- Work order
Repeat the listing below in full, keeping each word as given.

- Information provided
════════════════════

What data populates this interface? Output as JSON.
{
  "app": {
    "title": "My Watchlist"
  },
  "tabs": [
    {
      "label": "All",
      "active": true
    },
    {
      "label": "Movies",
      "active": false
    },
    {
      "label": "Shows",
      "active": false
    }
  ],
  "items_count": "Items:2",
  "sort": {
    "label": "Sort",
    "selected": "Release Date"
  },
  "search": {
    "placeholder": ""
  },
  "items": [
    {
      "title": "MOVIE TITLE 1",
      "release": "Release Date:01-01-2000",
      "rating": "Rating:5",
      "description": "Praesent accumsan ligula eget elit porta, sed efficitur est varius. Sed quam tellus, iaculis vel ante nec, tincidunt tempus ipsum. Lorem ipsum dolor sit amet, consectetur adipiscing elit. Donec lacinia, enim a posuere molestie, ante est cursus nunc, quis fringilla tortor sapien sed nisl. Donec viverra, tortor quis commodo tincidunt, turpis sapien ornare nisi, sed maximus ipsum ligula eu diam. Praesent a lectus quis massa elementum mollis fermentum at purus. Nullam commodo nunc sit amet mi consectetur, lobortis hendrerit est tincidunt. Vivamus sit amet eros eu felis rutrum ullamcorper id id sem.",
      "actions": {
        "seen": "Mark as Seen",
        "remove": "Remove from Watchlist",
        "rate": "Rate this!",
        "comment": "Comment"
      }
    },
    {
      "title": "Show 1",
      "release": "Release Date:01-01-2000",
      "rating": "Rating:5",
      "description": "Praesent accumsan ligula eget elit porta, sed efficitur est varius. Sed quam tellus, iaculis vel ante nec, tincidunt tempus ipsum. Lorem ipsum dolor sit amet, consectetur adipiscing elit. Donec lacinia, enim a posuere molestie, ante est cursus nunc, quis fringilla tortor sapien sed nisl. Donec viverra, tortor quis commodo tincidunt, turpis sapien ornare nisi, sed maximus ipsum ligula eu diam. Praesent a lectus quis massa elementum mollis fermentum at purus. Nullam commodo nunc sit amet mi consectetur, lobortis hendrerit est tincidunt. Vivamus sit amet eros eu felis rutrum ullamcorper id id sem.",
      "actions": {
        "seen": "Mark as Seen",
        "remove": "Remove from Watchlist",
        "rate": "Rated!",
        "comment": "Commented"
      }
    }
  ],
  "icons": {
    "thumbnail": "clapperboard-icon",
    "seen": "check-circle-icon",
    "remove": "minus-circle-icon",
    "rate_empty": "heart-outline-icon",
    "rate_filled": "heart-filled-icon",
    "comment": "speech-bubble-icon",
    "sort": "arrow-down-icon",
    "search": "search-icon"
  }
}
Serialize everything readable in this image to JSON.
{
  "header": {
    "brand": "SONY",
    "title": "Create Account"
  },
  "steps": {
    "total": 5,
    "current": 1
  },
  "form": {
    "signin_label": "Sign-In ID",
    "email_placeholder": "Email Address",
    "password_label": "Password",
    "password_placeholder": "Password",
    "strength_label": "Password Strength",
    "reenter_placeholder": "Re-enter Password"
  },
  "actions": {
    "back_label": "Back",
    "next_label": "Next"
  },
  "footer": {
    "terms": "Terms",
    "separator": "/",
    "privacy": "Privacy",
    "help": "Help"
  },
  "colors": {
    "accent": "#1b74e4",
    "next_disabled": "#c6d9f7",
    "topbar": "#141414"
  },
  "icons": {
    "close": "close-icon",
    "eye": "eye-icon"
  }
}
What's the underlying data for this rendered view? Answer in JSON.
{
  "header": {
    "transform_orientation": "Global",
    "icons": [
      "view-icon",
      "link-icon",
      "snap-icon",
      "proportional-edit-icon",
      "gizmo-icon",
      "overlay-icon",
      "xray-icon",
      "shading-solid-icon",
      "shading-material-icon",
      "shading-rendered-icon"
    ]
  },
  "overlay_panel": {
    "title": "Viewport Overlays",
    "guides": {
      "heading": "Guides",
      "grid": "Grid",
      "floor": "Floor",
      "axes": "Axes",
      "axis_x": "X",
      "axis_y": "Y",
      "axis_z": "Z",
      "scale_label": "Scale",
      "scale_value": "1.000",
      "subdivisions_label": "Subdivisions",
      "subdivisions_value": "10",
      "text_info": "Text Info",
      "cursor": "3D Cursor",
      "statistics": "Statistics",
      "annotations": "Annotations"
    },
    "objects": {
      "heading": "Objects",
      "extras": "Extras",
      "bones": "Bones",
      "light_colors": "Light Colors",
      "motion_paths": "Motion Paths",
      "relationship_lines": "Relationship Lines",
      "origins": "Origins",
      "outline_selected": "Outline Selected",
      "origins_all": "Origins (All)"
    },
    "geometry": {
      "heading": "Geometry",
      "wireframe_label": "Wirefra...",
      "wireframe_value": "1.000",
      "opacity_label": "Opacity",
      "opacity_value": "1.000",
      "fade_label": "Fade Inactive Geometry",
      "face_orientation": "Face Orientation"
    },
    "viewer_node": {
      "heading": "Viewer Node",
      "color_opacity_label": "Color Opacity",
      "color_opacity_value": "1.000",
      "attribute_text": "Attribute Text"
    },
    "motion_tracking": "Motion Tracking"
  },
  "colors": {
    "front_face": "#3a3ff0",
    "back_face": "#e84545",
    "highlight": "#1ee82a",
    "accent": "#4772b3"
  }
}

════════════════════

- Written solution
What data populates this interface? Output as JSON.
{
  "app": {
    "title": "My Watchlist"
  },
  "tabs": [
    {
      "label": "All",
      "active": true
    },
    {
      "label": "Movies",
      "active": false
    },
    {
      "label": "Shows",
      "active": false
    }
  ],
  "items_count": "Items:2",
  "sort": {
    "label": "Sort",
    "selected": "Release Date"
  },
  "search": {
    "placeholder": ""
  },
  "items": [
    {
      "title": "MOVIE TITLE 1",
      "release": "Release Date:01-01-2000",
      "rating": "Rating:5",
      "description": "Praesent accumsan ligula eget elit porta, sed efficitur est varius. Sed quam tellus, iaculis vel ante nec, tincidunt tempus ipsum. Lorem ipsum dolor sit amet, consectetur adipiscing elit. Donec lacinia, enim a posuere molestie, ante est cursus nunc, quis fringilla tortor sapien sed nisl. Donec viverra, tortor quis commodo tincidunt, turpis sapien ornare nisi, sed maximus ipsum ligula eu diam. Praesent a lectus quis massa elementum mollis fermentum at purus. Nullam commodo nunc sit amet mi consectetur, lobortis hendrerit est tincidunt. Vivamus sit amet eros eu felis rutrum ullamcorper id id sem.",
      "actions": {
        "seen": "Mark as Seen",
        "remove": "Remove from Watchlist",
        "rate": "Rate this!",
        "comment": "Comment"
      }
    },
    {
      "title": "Show 1",
      "release": "Release Date:01-01-2000",
      "rating": "Rating:5",
      "description": "Praesent accumsan ligula eget elit porta, sed efficitur est varius. Sed quam tellus, iaculis vel ante nec, tincidunt tempus ipsum. Lorem ipsum dolor sit amet, consectetur adipiscing elit. Donec lacinia, enim a posuere molestie, ante est cursus nunc, quis fringilla tortor sapien sed nisl. Donec viverra, tortor quis commodo tincidunt, turpis sapien ornare nisi, sed maximus ipsum ligula eu diam. Praesent a lectus quis massa elementum mollis fermentum at purus. Nullam commodo nunc sit amet mi consectetur, lobortis hendrerit est tincidunt. Vivamus sit amet eros eu felis rutrum ullamcorper id id sem.",
      "actions": {
        "seen": "Mark as Seen",
        "remove": "Remove from Watchlist",
        "rate": "Rated!",
        "comment": "Commented"
      }
    }
  ],
  "icons": {
    "thumbnail": "clapperboard-icon",
    "seen": "check-circle-icon",
    "remove": "minus-circle-icon",
    "rate_empty": "heart-outline-icon",
    "rate_filled": "heart-filled-icon",
    "comment": "speech-bubble-icon",
    "sort": "arrow-down-icon",
    "search": "search-icon"
  }
}
Serialize everything readable in this image to JSON.
{
  "header": {
    "brand": "SONY",
    "title": "Create Account"
  },
  "steps": {
    "total": 5,
    "current": 1
  },
  "form": {
    "signin_label": "Sign-In ID",
    "email_placeholder": "Email Address",
    "password_label": "Password",
    "password_placeholder": "Password",
    "strength_label": "Password Strength",
    "reenter_placeholder": "Re-enter Password"
  },
  "actions": {
    "back_label": "Back",
    "next_label": "Next"
  },
  "footer": {
    "terms": "Terms",
    "separator": "/",
    "privacy": "Privacy",
    "help": "Help"
  },
  "colors": {
    "accent": "#1b74e4",
    "next_disabled": "#c6d9f7",
    "topbar": "#141414"
  },
  "icons": {
    "close": "close-icon",
    "eye": "eye-icon"
  }
}
What's the underlying data for this rendered view? Answer in JSON.
{
  "header": {
    "transform_orientation": "Global",
    "icons": [
      "view-icon",
      "link-icon",
      "snap-icon",
      "proportional-edit-icon",
      "gizmo-icon",
      "overlay-icon",
      "xray-icon",
      "shading-solid-icon",
      "shading-material-icon",
      "shading-rendered-icon"
    ]
  },
  "overlay_panel": {
    "title": "Viewport Overlays",
    "guides": {
      "heading": "Guides",
      "grid": "Grid",
      "floor": "Floor",
      "axes": "Axes",
      "axis_x": "X",
      "axis_y": "Y",
      "axis_z": "Z",
      "scale_label": "Scale",
      "scale_value": "1.000",
      "subdivisions_label": "Subdivisions",
      "subdivisions_value": "10",
      "text_info": "Text Info",
      "cursor": "3D Cursor",
      "statistics": "Statistics",
      "annotations": "Annotations"
    },
    "objects": {
      "heading": "Objects",
      "extras": "Extras",
      "bones": "Bones",
      "light_colors": "Light Colors",
      "motion_paths": "Motion Paths",
      "relationship_lines": "Relationship Lines",
      "origins": "Origins",
      "outline_selected": "Outline Selected",
      "origins_all": "Origins (All)"
    },
    "geometry": {
      "heading": "Geometry",
      "wireframe_label": "Wirefra...",
      "wireframe_value": "1.000",
      "opacity_label": "Opacity",
      "opacity_value": "1.000",
      "fade_label": "Fade Inactive Geometry",
      "face_orientation": "Face Orientation"
    },
    "viewer_node": {
      "heading": "Viewer Node",
      "color_opacity_label": "Color Opacity",
      "color_opacity_value": "1.000",
      "attribute_text": "Attribute Text"
    },
    "motion_tracking": "Motion Tracking"
  },
  "colors": {
    "front_face": "#3a3ff0",
    "back_face": "#e84545",
    "highlight": "#1ee82a",
    "accent": "#4772b3"
  }
}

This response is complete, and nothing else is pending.